- [The problem] For the data below, please report each line where the word "Best" is found.

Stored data
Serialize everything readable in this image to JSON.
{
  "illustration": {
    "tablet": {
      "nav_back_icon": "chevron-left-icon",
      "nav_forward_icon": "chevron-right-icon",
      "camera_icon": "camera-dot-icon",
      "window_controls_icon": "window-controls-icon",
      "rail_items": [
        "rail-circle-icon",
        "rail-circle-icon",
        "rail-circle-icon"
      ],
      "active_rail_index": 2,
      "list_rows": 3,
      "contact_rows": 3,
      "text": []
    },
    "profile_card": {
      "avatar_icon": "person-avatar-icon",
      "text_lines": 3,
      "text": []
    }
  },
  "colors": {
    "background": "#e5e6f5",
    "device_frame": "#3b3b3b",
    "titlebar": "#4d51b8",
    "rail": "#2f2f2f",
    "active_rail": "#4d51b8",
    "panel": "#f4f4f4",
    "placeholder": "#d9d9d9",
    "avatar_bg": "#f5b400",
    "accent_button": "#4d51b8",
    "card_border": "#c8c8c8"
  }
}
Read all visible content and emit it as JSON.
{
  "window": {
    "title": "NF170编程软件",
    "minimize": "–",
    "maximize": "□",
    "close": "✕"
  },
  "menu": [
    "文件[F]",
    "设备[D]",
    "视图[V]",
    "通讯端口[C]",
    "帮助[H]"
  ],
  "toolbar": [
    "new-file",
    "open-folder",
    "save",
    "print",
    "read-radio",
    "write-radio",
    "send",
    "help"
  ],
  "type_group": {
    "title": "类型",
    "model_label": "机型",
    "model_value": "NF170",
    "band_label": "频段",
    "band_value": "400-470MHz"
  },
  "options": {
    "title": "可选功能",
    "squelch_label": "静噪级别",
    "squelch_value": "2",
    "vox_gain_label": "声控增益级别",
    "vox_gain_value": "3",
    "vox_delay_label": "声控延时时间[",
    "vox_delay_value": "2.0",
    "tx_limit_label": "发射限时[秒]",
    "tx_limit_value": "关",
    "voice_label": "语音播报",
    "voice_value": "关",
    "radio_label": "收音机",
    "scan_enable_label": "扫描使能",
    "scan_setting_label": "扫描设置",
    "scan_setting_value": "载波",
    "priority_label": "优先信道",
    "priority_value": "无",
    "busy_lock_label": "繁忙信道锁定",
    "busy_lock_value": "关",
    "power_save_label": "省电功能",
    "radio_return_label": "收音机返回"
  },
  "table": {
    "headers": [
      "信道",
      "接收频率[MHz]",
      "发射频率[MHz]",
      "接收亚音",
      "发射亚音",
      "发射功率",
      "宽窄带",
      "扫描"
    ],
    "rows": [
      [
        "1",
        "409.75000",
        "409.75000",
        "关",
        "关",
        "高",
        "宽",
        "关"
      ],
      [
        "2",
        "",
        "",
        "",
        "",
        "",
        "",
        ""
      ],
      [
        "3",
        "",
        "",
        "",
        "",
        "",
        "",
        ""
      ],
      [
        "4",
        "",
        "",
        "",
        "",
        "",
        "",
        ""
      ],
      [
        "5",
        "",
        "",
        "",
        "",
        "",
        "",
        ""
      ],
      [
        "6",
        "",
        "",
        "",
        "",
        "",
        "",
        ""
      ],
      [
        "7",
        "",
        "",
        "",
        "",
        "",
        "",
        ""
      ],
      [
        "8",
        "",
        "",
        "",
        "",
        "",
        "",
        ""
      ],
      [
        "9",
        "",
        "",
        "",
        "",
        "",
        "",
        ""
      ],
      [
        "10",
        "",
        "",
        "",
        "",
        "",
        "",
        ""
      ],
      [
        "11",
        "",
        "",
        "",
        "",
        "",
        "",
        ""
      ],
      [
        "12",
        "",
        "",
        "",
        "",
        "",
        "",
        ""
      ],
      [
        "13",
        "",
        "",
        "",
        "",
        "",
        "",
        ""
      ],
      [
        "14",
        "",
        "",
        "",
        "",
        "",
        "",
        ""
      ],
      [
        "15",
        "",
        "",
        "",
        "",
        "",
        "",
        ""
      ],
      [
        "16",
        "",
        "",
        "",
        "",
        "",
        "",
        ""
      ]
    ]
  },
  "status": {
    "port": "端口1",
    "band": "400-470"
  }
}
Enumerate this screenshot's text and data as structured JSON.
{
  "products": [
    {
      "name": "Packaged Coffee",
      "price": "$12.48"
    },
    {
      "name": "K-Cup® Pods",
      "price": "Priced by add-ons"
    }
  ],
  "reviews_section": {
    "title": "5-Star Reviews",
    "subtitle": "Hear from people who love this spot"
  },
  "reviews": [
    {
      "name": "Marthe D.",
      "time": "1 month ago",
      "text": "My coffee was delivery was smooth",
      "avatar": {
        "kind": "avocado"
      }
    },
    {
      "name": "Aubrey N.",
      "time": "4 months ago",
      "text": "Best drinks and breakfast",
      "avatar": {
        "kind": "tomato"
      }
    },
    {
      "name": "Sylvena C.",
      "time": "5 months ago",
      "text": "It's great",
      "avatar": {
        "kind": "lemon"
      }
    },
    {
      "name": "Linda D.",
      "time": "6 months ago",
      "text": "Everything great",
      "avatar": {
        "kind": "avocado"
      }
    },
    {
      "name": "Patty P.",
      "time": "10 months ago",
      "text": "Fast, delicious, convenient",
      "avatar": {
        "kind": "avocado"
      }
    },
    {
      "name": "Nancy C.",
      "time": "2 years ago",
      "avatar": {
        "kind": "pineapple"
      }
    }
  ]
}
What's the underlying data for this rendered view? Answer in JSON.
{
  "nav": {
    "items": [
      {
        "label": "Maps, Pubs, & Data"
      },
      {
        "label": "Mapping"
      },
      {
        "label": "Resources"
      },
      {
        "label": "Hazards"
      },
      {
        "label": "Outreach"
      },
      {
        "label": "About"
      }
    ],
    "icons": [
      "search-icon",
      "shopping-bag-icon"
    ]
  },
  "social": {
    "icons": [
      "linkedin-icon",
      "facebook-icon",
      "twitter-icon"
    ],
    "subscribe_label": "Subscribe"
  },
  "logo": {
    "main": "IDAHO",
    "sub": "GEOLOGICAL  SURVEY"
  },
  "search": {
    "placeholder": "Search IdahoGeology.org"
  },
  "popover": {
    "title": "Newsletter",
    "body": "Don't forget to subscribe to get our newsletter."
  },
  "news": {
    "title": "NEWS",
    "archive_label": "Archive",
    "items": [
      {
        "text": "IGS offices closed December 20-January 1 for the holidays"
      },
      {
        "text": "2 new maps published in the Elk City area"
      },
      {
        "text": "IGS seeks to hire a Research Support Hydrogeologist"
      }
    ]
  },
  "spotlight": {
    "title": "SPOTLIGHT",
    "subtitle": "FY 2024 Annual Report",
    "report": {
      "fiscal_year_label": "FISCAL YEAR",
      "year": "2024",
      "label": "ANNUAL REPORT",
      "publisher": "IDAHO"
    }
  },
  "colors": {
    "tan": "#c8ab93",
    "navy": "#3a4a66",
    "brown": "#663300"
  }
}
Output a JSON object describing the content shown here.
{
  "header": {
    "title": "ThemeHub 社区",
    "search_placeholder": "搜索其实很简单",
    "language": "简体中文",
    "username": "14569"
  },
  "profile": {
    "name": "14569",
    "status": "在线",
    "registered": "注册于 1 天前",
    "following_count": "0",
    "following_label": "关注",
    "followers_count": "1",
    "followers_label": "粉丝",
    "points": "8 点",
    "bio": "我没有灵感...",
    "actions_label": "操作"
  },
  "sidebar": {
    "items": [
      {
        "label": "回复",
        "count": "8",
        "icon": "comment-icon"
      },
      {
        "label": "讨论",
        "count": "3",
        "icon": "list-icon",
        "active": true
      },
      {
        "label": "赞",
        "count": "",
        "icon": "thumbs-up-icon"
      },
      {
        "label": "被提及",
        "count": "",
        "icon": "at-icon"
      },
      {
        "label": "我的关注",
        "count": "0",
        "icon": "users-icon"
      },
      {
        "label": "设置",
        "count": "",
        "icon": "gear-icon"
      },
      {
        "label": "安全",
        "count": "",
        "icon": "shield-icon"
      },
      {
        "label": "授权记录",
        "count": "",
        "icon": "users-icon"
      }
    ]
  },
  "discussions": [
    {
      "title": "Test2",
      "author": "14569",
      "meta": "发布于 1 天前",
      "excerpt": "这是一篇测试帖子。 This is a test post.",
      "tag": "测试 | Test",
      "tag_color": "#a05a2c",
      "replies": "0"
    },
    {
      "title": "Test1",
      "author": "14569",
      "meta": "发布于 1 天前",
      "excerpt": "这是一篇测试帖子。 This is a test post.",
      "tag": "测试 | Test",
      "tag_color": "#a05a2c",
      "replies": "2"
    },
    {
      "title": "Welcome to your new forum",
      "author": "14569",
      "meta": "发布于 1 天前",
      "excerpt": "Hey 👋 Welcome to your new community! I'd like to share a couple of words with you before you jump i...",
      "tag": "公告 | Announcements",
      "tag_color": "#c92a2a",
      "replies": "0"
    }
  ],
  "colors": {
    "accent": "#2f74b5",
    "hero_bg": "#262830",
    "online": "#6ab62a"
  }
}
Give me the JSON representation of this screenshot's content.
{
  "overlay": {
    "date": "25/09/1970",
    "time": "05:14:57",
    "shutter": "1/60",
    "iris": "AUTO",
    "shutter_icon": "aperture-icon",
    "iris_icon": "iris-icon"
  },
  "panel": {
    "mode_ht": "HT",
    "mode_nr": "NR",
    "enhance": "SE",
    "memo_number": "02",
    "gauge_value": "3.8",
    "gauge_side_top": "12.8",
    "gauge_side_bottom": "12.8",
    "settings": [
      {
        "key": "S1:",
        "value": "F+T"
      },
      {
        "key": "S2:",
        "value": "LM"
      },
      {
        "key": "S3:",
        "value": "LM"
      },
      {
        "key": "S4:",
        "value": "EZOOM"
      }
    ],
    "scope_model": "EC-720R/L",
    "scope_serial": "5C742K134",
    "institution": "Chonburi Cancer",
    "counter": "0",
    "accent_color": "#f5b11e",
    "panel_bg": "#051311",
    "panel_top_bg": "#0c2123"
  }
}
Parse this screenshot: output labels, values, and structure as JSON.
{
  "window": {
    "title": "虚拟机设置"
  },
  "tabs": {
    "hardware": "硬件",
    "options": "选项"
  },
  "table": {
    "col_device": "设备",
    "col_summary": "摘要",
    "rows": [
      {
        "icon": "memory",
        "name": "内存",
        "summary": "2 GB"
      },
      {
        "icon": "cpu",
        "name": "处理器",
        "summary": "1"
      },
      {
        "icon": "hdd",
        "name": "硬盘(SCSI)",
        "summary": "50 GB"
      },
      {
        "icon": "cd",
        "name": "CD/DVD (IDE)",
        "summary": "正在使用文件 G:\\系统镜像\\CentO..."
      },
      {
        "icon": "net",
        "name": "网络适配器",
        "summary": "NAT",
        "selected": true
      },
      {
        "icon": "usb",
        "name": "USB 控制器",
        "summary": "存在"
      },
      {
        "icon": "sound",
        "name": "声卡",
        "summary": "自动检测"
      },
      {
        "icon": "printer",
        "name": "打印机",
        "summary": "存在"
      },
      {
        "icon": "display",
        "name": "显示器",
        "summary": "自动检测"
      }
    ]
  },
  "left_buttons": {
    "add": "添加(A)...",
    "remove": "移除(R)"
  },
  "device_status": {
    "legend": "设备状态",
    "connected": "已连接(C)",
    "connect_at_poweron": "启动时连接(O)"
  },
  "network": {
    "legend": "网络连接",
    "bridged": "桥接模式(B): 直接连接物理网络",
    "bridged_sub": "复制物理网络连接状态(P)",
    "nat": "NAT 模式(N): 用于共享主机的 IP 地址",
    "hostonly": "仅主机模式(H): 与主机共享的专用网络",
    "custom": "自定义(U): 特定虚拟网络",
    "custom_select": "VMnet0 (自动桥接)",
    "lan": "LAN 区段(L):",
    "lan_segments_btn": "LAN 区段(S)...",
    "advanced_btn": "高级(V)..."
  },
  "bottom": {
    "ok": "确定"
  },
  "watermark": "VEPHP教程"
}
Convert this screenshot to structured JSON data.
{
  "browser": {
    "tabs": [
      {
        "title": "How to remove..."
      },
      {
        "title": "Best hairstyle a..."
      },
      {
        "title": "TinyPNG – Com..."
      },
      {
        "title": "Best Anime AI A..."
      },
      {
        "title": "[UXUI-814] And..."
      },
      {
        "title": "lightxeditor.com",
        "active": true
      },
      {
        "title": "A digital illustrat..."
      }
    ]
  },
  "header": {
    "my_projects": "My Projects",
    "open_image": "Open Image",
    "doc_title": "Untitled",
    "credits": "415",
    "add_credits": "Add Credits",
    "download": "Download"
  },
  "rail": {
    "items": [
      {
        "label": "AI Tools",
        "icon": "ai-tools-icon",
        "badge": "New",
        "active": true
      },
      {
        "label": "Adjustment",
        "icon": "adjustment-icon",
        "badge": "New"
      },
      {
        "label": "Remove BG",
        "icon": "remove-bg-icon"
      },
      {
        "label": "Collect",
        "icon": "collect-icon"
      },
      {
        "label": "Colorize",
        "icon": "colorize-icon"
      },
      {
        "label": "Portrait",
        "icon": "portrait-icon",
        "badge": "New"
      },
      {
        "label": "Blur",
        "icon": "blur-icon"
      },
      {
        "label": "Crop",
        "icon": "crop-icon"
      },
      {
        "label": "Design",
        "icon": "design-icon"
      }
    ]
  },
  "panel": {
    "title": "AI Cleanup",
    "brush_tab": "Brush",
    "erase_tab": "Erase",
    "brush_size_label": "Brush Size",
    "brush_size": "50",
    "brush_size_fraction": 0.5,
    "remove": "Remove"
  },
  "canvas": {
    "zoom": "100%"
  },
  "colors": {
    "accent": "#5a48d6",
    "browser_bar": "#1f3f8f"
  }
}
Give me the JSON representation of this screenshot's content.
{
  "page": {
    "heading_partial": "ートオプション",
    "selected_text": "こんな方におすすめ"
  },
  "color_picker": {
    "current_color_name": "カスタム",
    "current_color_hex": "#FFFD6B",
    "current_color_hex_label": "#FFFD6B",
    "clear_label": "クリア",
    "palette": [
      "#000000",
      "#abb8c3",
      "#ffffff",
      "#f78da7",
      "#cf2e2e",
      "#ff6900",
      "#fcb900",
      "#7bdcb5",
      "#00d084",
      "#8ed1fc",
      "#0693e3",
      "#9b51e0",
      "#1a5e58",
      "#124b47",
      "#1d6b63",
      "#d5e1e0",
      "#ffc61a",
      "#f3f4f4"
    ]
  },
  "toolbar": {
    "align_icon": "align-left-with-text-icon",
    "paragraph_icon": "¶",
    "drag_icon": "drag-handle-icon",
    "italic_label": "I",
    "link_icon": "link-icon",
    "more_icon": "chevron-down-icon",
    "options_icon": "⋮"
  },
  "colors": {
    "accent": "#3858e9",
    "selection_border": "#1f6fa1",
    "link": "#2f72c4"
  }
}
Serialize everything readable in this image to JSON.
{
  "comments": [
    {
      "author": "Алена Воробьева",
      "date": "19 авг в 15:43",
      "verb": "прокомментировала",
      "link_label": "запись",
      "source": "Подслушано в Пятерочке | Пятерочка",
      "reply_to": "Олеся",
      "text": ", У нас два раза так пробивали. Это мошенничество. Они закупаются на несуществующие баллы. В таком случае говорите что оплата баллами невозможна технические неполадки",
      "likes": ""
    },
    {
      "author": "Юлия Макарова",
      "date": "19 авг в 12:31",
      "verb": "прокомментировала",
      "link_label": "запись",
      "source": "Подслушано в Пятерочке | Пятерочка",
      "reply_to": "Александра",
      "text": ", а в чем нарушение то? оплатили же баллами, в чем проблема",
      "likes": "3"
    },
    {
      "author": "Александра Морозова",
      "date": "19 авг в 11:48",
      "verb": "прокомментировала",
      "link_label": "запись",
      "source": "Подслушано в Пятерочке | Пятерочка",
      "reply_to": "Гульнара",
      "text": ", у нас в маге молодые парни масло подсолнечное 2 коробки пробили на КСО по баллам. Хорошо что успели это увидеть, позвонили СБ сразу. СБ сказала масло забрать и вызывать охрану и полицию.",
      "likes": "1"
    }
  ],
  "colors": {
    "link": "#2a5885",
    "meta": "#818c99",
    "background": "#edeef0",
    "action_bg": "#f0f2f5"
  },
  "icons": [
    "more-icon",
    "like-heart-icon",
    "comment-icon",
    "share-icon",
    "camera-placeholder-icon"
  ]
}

- [Reply]
      "text": "Best drinks and breakfast",
        "title": "Best hairstyle a..."
        "title": "Best Anime AI A..."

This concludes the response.